• _Entries taken from a collection_
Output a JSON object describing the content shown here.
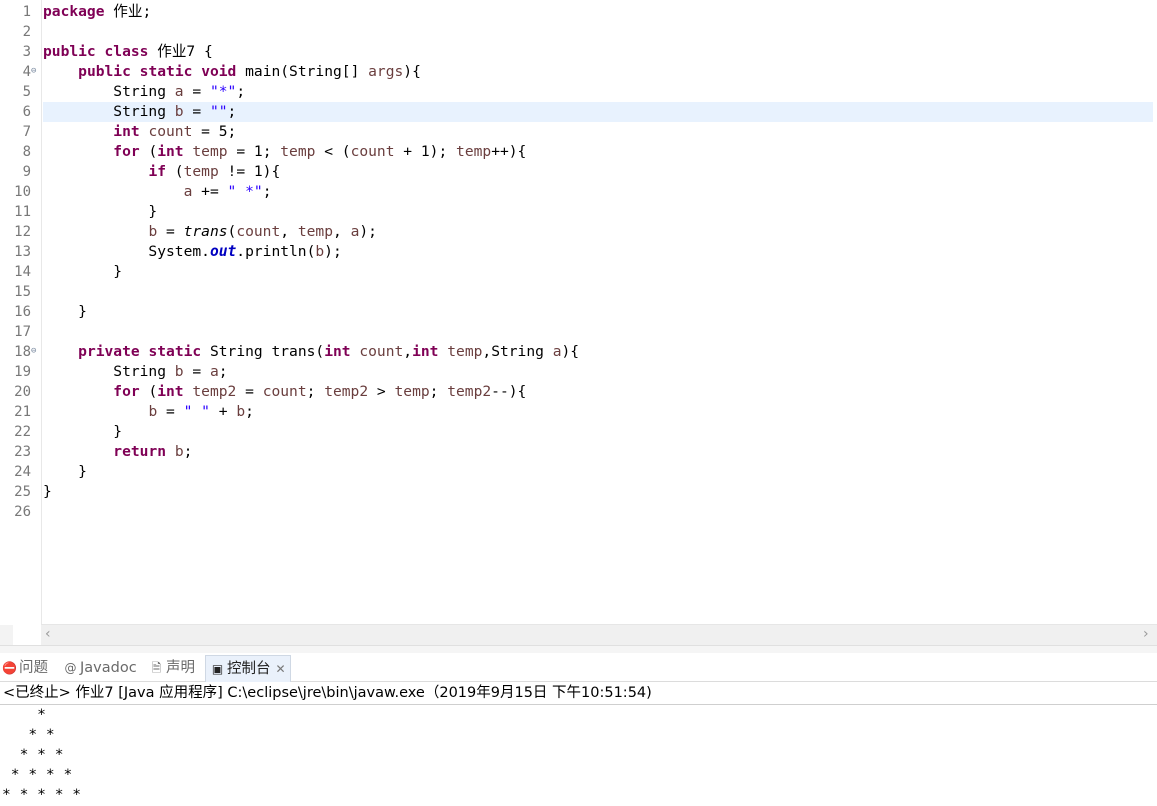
{
  "editor": {
    "line_numbers": [
      "1",
      "2",
      "3",
      "4",
      "5",
      "6",
      "7",
      "8",
      "9",
      "10",
      "11",
      "12",
      "13",
      "14",
      "15",
      "16",
      "17",
      "18",
      "19",
      "20",
      "21",
      "22",
      "23",
      "24",
      "25",
      "26"
    ],
    "current_line": 6,
    "fold_lines": [
      4,
      18
    ],
    "lines": [
      [
        {
          "t": "package",
          "c": "kw"
        },
        {
          "t": " 作业;"
        }
      ],
      [],
      [
        {
          "t": "public",
          "c": "kw"
        },
        {
          "t": " "
        },
        {
          "t": "class",
          "c": "kw"
        },
        {
          "t": " 作业7 {"
        }
      ],
      [
        {
          "t": "    "
        },
        {
          "t": "public",
          "c": "kw"
        },
        {
          "t": " "
        },
        {
          "t": "static",
          "c": "kw"
        },
        {
          "t": " "
        },
        {
          "t": "void",
          "c": "kw"
        },
        {
          "t": " main(String[] "
        },
        {
          "t": "args",
          "c": "var"
        },
        {
          "t": "){"
        }
      ],
      [
        {
          "t": "        String "
        },
        {
          "t": "a",
          "c": "var"
        },
        {
          "t": " = "
        },
        {
          "t": "\"*\"",
          "c": "str"
        },
        {
          "t": ";"
        }
      ],
      [
        {
          "t": "        String "
        },
        {
          "t": "b",
          "c": "var"
        },
        {
          "t": " = "
        },
        {
          "t": "\"\"",
          "c": "str"
        },
        {
          "t": ";"
        }
      ],
      [
        {
          "t": "        "
        },
        {
          "t": "int",
          "c": "kw"
        },
        {
          "t": " "
        },
        {
          "t": "count",
          "c": "var"
        },
        {
          "t": " = 5;"
        }
      ],
      [
        {
          "t": "        "
        },
        {
          "t": "for",
          "c": "kw"
        },
        {
          "t": " ("
        },
        {
          "t": "int",
          "c": "kw"
        },
        {
          "t": " "
        },
        {
          "t": "temp",
          "c": "var"
        },
        {
          "t": " = 1; "
        },
        {
          "t": "temp",
          "c": "var"
        },
        {
          "t": " < ("
        },
        {
          "t": "count",
          "c": "var"
        },
        {
          "t": " + 1); "
        },
        {
          "t": "temp",
          "c": "var"
        },
        {
          "t": "++){"
        }
      ],
      [
        {
          "t": "            "
        },
        {
          "t": "if",
          "c": "kw"
        },
        {
          "t": " ("
        },
        {
          "t": "temp",
          "c": "var"
        },
        {
          "t": " != 1){"
        }
      ],
      [
        {
          "t": "                "
        },
        {
          "t": "a",
          "c": "var"
        },
        {
          "t": " += "
        },
        {
          "t": "\" *\"",
          "c": "str"
        },
        {
          "t": ";"
        }
      ],
      [
        {
          "t": "            }"
        }
      ],
      [
        {
          "t": "            "
        },
        {
          "t": "b",
          "c": "var"
        },
        {
          "t": " = "
        },
        {
          "t": "trans",
          "c": "itl"
        },
        {
          "t": "("
        },
        {
          "t": "count",
          "c": "var"
        },
        {
          "t": ", "
        },
        {
          "t": "temp",
          "c": "var"
        },
        {
          "t": ", "
        },
        {
          "t": "a",
          "c": "var"
        },
        {
          "t": ");"
        }
      ],
      [
        {
          "t": "            System."
        },
        {
          "t": "out",
          "c": "fld"
        },
        {
          "t": ".println("
        },
        {
          "t": "b",
          "c": "var"
        },
        {
          "t": ");"
        }
      ],
      [
        {
          "t": "        }"
        }
      ],
      [],
      [
        {
          "t": "    }"
        }
      ],
      [],
      [
        {
          "t": "    "
        },
        {
          "t": "private",
          "c": "kw"
        },
        {
          "t": " "
        },
        {
          "t": "static",
          "c": "kw"
        },
        {
          "t": " String trans("
        },
        {
          "t": "int",
          "c": "kw"
        },
        {
          "t": " "
        },
        {
          "t": "count",
          "c": "var"
        },
        {
          "t": ","
        },
        {
          "t": "int",
          "c": "kw"
        },
        {
          "t": " "
        },
        {
          "t": "temp",
          "c": "var"
        },
        {
          "t": ",String "
        },
        {
          "t": "a",
          "c": "var"
        },
        {
          "t": "){"
        }
      ],
      [
        {
          "t": "        String "
        },
        {
          "t": "b",
          "c": "var"
        },
        {
          "t": " = "
        },
        {
          "t": "a",
          "c": "var"
        },
        {
          "t": ";"
        }
      ],
      [
        {
          "t": "        "
        },
        {
          "t": "for",
          "c": "kw"
        },
        {
          "t": " ("
        },
        {
          "t": "int",
          "c": "kw"
        },
        {
          "t": " "
        },
        {
          "t": "temp2",
          "c": "var"
        },
        {
          "t": " = "
        },
        {
          "t": "count",
          "c": "var"
        },
        {
          "t": "; "
        },
        {
          "t": "temp2",
          "c": "var"
        },
        {
          "t": " > "
        },
        {
          "t": "temp",
          "c": "var"
        },
        {
          "t": "; "
        },
        {
          "t": "temp2",
          "c": "var"
        },
        {
          "t": "--){"
        }
      ],
      [
        {
          "t": "            "
        },
        {
          "t": "b",
          "c": "var"
        },
        {
          "t": " = "
        },
        {
          "t": "\" \"",
          "c": "str"
        },
        {
          "t": " + "
        },
        {
          "t": "b",
          "c": "var"
        },
        {
          "t": ";"
        }
      ],
      [
        {
          "t": "        }"
        }
      ],
      [
        {
          "t": "        "
        },
        {
          "t": "return",
          "c": "kw"
        },
        {
          "t": " "
        },
        {
          "t": "b",
          "c": "var"
        },
        {
          "t": ";"
        }
      ],
      [
        {
          "t": "    }"
        }
      ],
      [
        {
          "t": "}"
        }
      ],
      []
    ]
  },
  "panel": {
    "tabs": [
      {
        "label": "问题",
        "icon": "problems-icon",
        "glyph": "⛔",
        "active": false
      },
      {
        "label": "Javadoc",
        "icon": "at-icon",
        "glyph": "@",
        "active": false
      },
      {
        "label": "声明",
        "icon": "declaration-icon",
        "glyph": "🗎",
        "active": false
      },
      {
        "label": "控制台",
        "icon": "console-icon",
        "glyph": "▣",
        "active": true
      }
    ],
    "close_glyph": "✕",
    "console_header": "<已终止> 作业7 [Java 应用程序] C:\\eclipse\\jre\\bin\\javaw.exe（2019年9月15日 下午10:51:54)",
    "console_output": [
      "    *",
      "   * *",
      "  * * *",
      " * * * *",
      "* * * * *"
    ]
  },
  "scroll": {
    "left_arrow": "‹",
    "right_arrow": "›"
  },
  "colors": {
    "keyword": "#7f0055",
    "string": "#2a00ff",
    "variable": "#6a3e3e",
    "field": "#0000c0",
    "current_line": "#e8f2fe",
    "change_bar": "#5a8fb0"
  }
}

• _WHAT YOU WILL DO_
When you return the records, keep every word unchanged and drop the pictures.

• _RESULT OF THIS TASK_
Output a JSON object describing the content shown here.
{
  "editor": {
    "line_numbers": [
      "1",
      "2",
      "3",
      "4",
      "5",
      "6",
      "7",
      "8",
      "9",
      "10",
      "11",
      "12",
      "13",
      "14",
      "15",
      "16",
      "17",
      "18",
      "19",
      "20",
      "21",
      "22",
      "23",
      "24",
      "25",
      "26"
    ],
    "current_line": 6,
    "fold_lines": [
      4,
      18
    ],
    "lines": [
      [
        {
          "t": "package",
          "c": "kw"
        },
        {
          "t": " 作业;"
        }
      ],
      [],
      [
        {
          "t": "public",
          "c": "kw"
        },
        {
          "t": " "
        },
        {
          "t": "class",
          "c": "kw"
        },
        {
          "t": " 作业7 {"
        }
      ],
      [
        {
          "t": "    "
        },
        {
          "t": "public",
          "c": "kw"
        },
        {
          "t": " "
        },
        {
          "t": "static",
          "c": "kw"
        },
        {
          "t": " "
        },
        {
          "t": "void",
          "c": "kw"
        },
        {
          "t": " main(String[] "
        },
        {
          "t": "args",
          "c": "var"
        },
        {
          "t": "){"
        }
      ],
      [
        {
          "t": "        String "
        },
        {
          "t": "a",
          "c": "var"
        },
        {
          "t": " = "
        },
        {
          "t": "\"*\"",
          "c": "str"
        },
        {
          "t": ";"
        }
      ],
      [
        {
          "t": "        String "
        },
        {
          "t": "b",
          "c": "var"
        },
        {
          "t": " = "
        },
        {
          "t": "\"\"",
          "c": "str"
        },
        {
          "t": ";"
        }
      ],
      [
        {
          "t": "        "
        },
        {
          "t": "int",
          "c": "kw"
        },
        {
          "t": " "
        },
        {
          "t": "count",
          "c": "var"
        },
        {
          "t": " = 5;"
        }
      ],
      [
        {
          "t": "        "
        },
        {
          "t": "for",
          "c": "kw"
        },
        {
          "t": " ("
        },
        {
          "t": "int",
          "c": "kw"
        },
        {
          "t": " "
        },
        {
          "t": "temp",
          "c": "var"
        },
        {
          "t": " = 1; "
        },
        {
          "t": "temp",
          "c": "var"
        },
        {
          "t": " < ("
        },
        {
          "t": "count",
          "c": "var"
        },
        {
          "t": " + 1); "
        },
        {
          "t": "temp",
          "c": "var"
        },
        {
          "t": "++){"
        }
      ],
      [
        {
          "t": "            "
        },
        {
          "t": "if",
          "c": "kw"
        },
        {
          "t": " ("
        },
        {
          "t": "temp",
          "c": "var"
        },
        {
          "t": " != 1){"
        }
      ],
      [
        {
          "t": "                "
        },
        {
          "t": "a",
          "c": "var"
        },
        {
          "t": " += "
        },
        {
          "t": "\" *\"",
          "c": "str"
        },
        {
          "t": ";"
        }
      ],
      [
        {
          "t": "            }"
        }
      ],
      [
        {
          "t": "            "
        },
        {
          "t": "b",
          "c": "var"
        },
        {
          "t": " = "
        },
        {
          "t": "trans",
          "c": "itl"
        },
        {
          "t": "("
        },
        {
          "t": "count",
          "c": "var"
        },
        {
          "t": ", "
        },
        {
          "t": "temp",
          "c": "var"
        },
        {
          "t": ", "
        },
        {
          "t": "a",
          "c": "var"
        },
        {
          "t": ");"
        }
      ],
      [
        {
          "t": "            System."
        },
        {
          "t": "out",
          "c": "fld"
        },
        {
          "t": ".println("
        },
        {
          "t": "b",
          "c": "var"
        },
        {
          "t": ");"
        }
      ],
      [
        {
          "t": "        }"
        }
      ],
      [],
      [
        {
          "t": "    }"
        }
      ],
      [],
      [
        {
          "t": "    "
        },
        {
          "t": "private",
          "c": "kw"
        },
        {
          "t": " "
        },
        {
          "t": "static",
          "c": "kw"
        },
        {
          "t": " String trans("
        },
        {
          "t": "int",
          "c": "kw"
        },
        {
          "t": " "
        },
        {
          "t": "count",
          "c": "var"
        },
        {
          "t": ","
        },
        {
          "t": "int",
          "c": "kw"
        },
        {
          "t": " "
        },
        {
          "t": "temp",
          "c": "var"
        },
        {
          "t": ",String "
        },
        {
          "t": "a",
          "c": "var"
        },
        {
          "t": "){"
        }
      ],
      [
        {
          "t": "        String "
        },
        {
          "t": "b",
          "c": "var"
        },
        {
          "t": " = "
        },
        {
          "t": "a",
          "c": "var"
        },
        {
          "t": ";"
        }
      ],
      [
        {
          "t": "        "
        },
        {
          "t": "for",
          "c": "kw"
        },
        {
          "t": " ("
        },
        {
          "t": "int",
          "c": "kw"
        },
        {
          "t": " "
        },
        {
          "t": "temp2",
          "c": "var"
        },
        {
          "t": " = "
        },
        {
          "t": "count",
          "c": "var"
        },
        {
          "t": "; "
        },
        {
          "t": "temp2",
          "c": "var"
        },
        {
          "t": " > "
        },
        {
          "t": "temp",
          "c": "var"
        },
        {
          "t": "; "
        },
        {
          "t": "temp2",
          "c": "var"
        },
        {
          "t": "--){"
        }
      ],
      [
        {
          "t": "            "
        },
        {
          "t": "b",
          "c": "var"
        },
        {
          "t": " = "
        },
        {
          "t": "\" \"",
          "c": "str"
        },
        {
          "t": " + "
        },
        {
          "t": "b",
          "c": "var"
        },
        {
          "t": ";"
        }
      ],
      [
        {
          "t": "        }"
        }
      ],
      [
        {
          "t": "        "
        },
        {
          "t": "return",
          "c": "kw"
        },
        {
          "t": " "
        },
        {
          "t": "b",
          "c": "var"
        },
        {
          "t": ";"
        }
      ],
      [
        {
          "t": "    }"
        }
      ],
      [
        {
          "t": "}"
        }
      ],
      []
    ]
  },
  "panel": {
    "tabs": [
      {
        "label": "问题",
        "icon": "problems-icon",
        "glyph": "⛔",
        "active": false
      },
      {
        "label": "Javadoc",
        "icon": "at-icon",
        "glyph": "@",
        "active": false
      },
      {
        "label": "声明",
        "icon": "declaration-icon",
        "glyph": "🗎",
        "active": false
      },
      {
        "label": "控制台",
        "icon": "console-icon",
        "glyph": "▣",
        "active": true
      }
    ],
    "close_glyph": "✕",
    "console_header": "<已终止> 作业7 [Java 应用程序] C:\\eclipse\\jre\\bin\\javaw.exe（2019年9月15日 下午10:51:54)",
    "console_output": [
      "    *",
      "   * *",
      "  * * *",
      " * * * *",
      "* * * * *"
    ]
  },
  "scroll": {
    "left_arrow": "‹",
    "right_arrow": "›"
  },
  "colors": {
    "keyword": "#7f0055",
    "string": "#2a00ff",
    "variable": "#6a3e3e",
    "field": "#0000c0",
    "current_line": "#e8f2fe",
    "change_bar": "#5a8fb0"
  }
}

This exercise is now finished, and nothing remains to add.